As a Canadian living and working in the United States, I am always somewhat dumbfounded when my American students refer to their country as the best in the world. Notwithstanding the subjective notion of “best,” invariably I ask, “Have you visited other countries?” Most Americans travel minimally, if at all, beyond their borders. With nearly 200 countries, several of which have existed in one form or another for millennia, one conclusion imposes itself: There is much to see and experience beyond the United States.
To underscore this truth, consider what the Heidelberg group I recently led on a tour of Turkey and Greece witnessed. The 14 students, two alumni, two chaperons (Drs. Julie O’Reilly and Courtney DeMayo), and I started in Istanbul, where we visited the incomparable Haghia Sophia, for centuries Christendom’s finest church and the Byzantine Emperor Justinian’s ultimate achievement. This architectural marvel, which the Ottomans converted into a mosque once they conquered Constantinople in 1453, continues to awe visitors. Nearby, we toured the Roman cistern, a delightful subterranean facility complete with memorable statues of Medusa. On that first day, we also had an afternoon beverage at the Blue House, a rooftop restaurant that affords its patrons a majestic view of the Bosphorus Strait, Sea of Marmara, the Blue Mosque and the Haghia Sophia. The panorama confirmed Istanbul’s reputation as a remarkable convergence of land and sea, the only city in the world that straddles two continents – Europe and Asia. On the second day, we visited several signature Ottoman sites in Istanbul: Topkapi Palace, the Grand Bazaar and the amazing Blue Mosque – where, as warrants the Muslim tradition, women wore head scarves while they marveled at the spectacular Islamic art and architecture.
Four additional days in Turkey yielded more visual delights and delicious food. In Bursa, the group admired the lovely Green Mosque, ate a wonderful doner dish and shopped for exquisite silk scarves in the quaint bazaar. At Troy, we saw the archeological remnants of one of the Ancient World’s most famous cities. In Canakkale, which overlooks the strategic Dardanelles Strait, we ate and shopped on the wonderful promenade. A couple of students visited Gallipoli, the well known World War I battlefield.

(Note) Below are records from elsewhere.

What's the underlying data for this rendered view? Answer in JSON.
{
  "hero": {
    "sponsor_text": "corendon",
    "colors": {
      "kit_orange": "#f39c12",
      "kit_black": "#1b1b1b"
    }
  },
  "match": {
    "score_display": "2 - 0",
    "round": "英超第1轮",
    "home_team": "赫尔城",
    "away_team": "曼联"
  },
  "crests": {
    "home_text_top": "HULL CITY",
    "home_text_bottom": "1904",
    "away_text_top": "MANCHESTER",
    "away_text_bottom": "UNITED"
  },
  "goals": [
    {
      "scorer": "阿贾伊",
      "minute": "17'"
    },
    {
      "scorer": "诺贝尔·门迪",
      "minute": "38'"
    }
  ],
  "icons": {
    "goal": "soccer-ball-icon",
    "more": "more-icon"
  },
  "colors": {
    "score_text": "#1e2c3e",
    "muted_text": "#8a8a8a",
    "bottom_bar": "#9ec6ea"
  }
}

A storm curtailed the group’s visit to Pergemon, a prominent hilltop Ancient city with well preserved ruins, but a lunchtime stop at a local carpet factory proved memorable. While sampling some excellent Turkish apple tea and tasty Turkish pizza, the group learned about the art of carpet making and admired the different types and styles of carpets. Faculty and students bought some of the more affordable carpets. In Ephesus, the group experienced another famous Ancient city. The ruins, especially the Celsus Library and the Great Theatre, recalled the grandeur of the Roman Empire. Near Ephesus, we visited the house where the Virgin Mary lived during her final years.
Although Turkey is Muslim, the country is home to several important Christian sites. In Kusadasi, a bustling port city adjacent to Ephesus, the group bought its last Turkish souvenirs before embarking on its two-day Greek Islands cruise.

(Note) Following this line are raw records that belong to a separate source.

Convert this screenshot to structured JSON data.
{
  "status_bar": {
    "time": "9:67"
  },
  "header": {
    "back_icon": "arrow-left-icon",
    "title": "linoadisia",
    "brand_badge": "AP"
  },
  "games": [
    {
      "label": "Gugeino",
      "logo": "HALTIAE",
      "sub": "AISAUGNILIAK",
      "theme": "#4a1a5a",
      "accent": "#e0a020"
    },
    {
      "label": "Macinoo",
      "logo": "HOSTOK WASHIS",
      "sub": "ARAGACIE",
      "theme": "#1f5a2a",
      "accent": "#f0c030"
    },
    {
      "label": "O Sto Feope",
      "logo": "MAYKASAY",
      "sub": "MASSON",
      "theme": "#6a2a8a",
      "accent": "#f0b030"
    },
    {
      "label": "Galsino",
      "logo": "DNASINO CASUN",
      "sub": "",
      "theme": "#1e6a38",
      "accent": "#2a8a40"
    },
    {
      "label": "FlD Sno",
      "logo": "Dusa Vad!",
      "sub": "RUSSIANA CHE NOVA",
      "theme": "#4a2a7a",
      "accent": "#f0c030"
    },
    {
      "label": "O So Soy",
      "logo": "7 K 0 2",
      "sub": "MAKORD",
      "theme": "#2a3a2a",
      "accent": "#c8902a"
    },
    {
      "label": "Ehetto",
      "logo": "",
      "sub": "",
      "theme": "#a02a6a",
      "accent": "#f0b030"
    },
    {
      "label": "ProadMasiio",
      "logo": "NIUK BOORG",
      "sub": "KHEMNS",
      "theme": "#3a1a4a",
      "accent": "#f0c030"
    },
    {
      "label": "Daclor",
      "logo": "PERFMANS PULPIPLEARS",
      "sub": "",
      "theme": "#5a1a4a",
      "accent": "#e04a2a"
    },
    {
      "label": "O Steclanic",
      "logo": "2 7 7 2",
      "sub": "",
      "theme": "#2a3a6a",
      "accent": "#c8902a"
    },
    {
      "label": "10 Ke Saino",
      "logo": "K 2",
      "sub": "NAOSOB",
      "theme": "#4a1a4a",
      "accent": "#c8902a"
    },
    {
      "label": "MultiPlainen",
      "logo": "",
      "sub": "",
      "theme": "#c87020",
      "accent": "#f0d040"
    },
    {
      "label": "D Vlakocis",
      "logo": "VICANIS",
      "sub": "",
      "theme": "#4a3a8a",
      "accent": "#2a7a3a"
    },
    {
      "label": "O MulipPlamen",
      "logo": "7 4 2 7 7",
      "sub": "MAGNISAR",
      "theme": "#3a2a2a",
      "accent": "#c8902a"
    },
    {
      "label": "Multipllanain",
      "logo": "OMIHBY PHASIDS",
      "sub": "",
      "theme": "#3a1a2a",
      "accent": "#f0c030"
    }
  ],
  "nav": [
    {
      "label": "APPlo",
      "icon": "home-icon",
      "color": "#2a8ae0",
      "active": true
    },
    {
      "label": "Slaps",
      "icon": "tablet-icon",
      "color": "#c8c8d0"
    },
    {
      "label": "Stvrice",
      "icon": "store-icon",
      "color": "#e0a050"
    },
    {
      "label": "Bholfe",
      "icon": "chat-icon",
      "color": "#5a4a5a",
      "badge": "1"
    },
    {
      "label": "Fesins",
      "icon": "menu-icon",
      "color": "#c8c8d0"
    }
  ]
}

Stops in the Aegean Sea included Patmos and Santorini. Patmos is best known for the Grotto of the Apocalypse, where God spoke to the evangelist John, who then dictated the Book of Revelation to his assistant. The gorgeous Cycladic island of Santorini draws millions of visitors every year. The village of Oia (pronounced “Ia”), on the north end, epitomizes the Greek Islands. Its unforgettable whitewashed and pastel colored houses, ornate Greek Orthodox churches, and various alleys that yield breathtaking views, provide a visual cornucopia. Students swam in the sulphuric waters of this volcanic island and rode donkeys down from the main village of Fira to the point of embarkation.

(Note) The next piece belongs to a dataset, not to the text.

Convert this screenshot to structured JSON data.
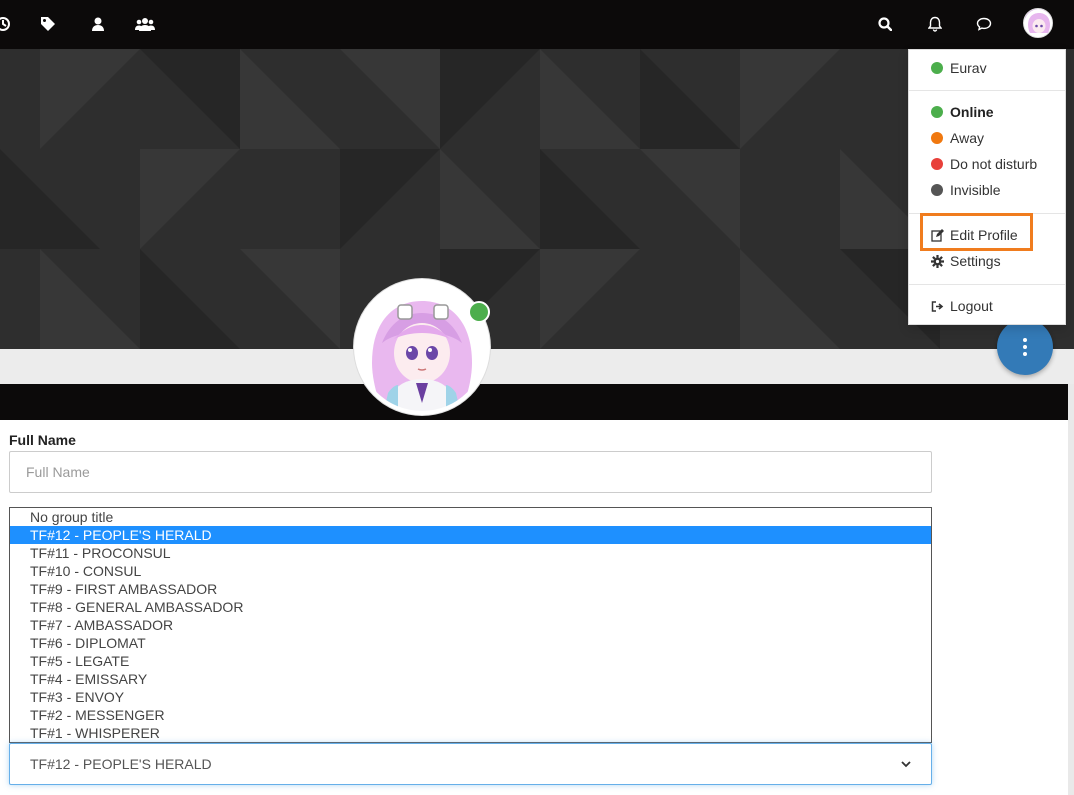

Following the wonderful cruise, the group concluded its trip in Athens. A tour of the Acropolis, shopping in the Plaka district and a visit to the Acropolis Museum highlighted our stay. An excursion southward to picturesque Cape Sounion, home to the Temple of Poseidon, followed by a sunset dinner at a nearby restaurant, only enhanced our Greek experience. Fortunately, despite Greece’s current political and economic travails, we did not encounter any riots or other disruptions. Print headlines and conversations with our tour director underscored, however, Greek bitterness and despair.
After nearly a fortnight away from the United States, the group easily appreciated everything that countries such as Greece and Turkey offer visitors. The unforgettable sites and sounds (e.g., the call to prayer in Istanbul), the wonderful people and food and the realization that the world is not confined to North America and North American ways – all of these made for amazing experiential learning and a fantastic trip that Heidelberg students will forever remember.